“The idea that the future is unpredictable is undermined every day by the ease with which the past is explained.” – Daniel Kahneman, Thinking, Fast and Slow
A couple weeks ago I was lucky enough to see a live one hour interview with Michael Lewis at the Annenberg Center about his new book The Undoing Project. Everyone attending the lecture received a complimentary copy of the book. Being a huge fan of Lewis after reading Liar’s Poker, Boomerang, The Big Short, Flash Boys, and Moneyball, I was interested to hear about his new project. This was a completely new direction from his financial crisis books. I wasn’t sure whether it would keep my interest, but the story of Daniel Kahneman and Amos Tversky and their research into the psychology of judgement and decision making, creating a cognitive basis for common human errors that arise from heuristics and biases, was an eye opener.

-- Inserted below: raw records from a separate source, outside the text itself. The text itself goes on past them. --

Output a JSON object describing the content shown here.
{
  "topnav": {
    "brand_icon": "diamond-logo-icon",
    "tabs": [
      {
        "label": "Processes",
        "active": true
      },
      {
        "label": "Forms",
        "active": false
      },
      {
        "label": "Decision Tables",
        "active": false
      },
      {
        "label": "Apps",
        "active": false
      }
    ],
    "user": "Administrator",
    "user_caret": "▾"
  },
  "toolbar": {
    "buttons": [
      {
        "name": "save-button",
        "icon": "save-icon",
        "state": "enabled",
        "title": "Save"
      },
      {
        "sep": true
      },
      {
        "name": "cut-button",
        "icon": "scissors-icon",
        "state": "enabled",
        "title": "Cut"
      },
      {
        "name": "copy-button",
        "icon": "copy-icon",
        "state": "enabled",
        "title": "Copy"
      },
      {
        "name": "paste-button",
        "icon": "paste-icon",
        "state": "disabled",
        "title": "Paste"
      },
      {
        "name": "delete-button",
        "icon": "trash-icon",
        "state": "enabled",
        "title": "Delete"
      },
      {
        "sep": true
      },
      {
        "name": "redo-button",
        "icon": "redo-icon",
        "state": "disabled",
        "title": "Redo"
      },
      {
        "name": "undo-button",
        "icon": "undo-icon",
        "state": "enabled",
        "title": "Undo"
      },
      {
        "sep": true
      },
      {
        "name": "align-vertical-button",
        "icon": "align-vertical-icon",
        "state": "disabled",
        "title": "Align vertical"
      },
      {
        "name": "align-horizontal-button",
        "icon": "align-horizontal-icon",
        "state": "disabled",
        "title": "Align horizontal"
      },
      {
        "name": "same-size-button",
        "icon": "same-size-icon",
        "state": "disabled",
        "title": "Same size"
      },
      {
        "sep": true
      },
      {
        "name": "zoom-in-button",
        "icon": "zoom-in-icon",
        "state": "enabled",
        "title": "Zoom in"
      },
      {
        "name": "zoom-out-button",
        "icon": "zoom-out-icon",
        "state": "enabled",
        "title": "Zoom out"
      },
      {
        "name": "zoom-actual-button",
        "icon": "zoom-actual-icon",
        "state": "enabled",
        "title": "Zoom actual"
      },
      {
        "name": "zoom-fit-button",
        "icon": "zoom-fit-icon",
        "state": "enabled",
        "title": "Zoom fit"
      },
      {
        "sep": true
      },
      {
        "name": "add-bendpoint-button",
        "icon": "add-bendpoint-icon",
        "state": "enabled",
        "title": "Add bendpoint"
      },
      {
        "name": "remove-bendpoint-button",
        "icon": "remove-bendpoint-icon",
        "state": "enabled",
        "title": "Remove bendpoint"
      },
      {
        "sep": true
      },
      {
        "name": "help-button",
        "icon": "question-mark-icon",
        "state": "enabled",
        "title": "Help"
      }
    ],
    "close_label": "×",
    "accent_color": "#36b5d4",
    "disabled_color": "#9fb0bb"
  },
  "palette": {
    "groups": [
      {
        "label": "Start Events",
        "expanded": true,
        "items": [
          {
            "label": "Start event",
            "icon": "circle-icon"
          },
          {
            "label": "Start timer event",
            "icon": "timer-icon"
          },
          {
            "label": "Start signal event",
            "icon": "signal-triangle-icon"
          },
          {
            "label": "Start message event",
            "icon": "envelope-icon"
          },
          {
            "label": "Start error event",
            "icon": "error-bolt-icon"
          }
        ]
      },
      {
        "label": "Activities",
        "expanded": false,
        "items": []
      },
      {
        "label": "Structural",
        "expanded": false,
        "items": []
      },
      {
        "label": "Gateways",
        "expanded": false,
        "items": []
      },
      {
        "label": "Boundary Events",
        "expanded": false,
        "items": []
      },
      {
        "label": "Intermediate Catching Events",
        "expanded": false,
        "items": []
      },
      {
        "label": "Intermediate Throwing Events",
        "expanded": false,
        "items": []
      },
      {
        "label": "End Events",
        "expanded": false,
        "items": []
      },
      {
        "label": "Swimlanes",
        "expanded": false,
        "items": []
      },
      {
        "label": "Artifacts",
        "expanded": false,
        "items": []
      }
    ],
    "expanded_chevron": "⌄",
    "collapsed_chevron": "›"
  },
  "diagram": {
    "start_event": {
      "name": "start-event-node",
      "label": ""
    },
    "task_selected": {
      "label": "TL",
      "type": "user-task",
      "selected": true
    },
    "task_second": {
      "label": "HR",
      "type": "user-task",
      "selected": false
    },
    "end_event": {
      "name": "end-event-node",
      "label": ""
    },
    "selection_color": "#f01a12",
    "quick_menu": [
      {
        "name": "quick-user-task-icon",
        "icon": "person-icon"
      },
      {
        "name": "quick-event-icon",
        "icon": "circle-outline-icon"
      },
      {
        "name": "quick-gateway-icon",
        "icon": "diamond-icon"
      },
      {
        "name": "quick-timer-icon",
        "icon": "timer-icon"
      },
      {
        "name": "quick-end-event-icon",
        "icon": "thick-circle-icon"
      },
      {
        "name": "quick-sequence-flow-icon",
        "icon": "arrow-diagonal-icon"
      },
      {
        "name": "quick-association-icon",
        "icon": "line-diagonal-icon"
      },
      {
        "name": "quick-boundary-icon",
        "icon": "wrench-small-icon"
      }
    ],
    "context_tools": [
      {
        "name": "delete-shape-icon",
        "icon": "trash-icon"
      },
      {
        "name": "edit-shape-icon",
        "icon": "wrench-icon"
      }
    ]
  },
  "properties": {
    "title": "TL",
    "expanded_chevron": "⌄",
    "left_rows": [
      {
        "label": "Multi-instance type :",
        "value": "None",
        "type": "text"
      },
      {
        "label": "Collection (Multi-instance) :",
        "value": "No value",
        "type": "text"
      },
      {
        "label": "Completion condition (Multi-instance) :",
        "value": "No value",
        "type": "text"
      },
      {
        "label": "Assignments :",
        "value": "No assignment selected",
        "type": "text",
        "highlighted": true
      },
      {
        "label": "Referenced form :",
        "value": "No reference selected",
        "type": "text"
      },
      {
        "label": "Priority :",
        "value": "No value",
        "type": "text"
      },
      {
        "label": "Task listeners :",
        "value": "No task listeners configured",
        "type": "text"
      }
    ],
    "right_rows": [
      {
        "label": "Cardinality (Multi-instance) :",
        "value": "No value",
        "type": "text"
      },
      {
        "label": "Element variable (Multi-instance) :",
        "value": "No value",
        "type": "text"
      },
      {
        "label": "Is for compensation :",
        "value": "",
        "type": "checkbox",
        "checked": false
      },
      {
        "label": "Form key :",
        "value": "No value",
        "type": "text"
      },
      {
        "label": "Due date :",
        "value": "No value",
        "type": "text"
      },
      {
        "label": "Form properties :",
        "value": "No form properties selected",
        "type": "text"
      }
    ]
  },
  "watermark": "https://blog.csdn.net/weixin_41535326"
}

In psychology, heuristics are simple, efficient rules which people often use to form judgments and make decisions. They are mental shortcuts that usually involve focusing on one aspect of a complex problem and ignoring others. These rules work well under most circumstances, but they can lead to systematic deviations from logic, probability or rational choice theory. The resulting errors are called “cognitive biases” and many different types have been documented.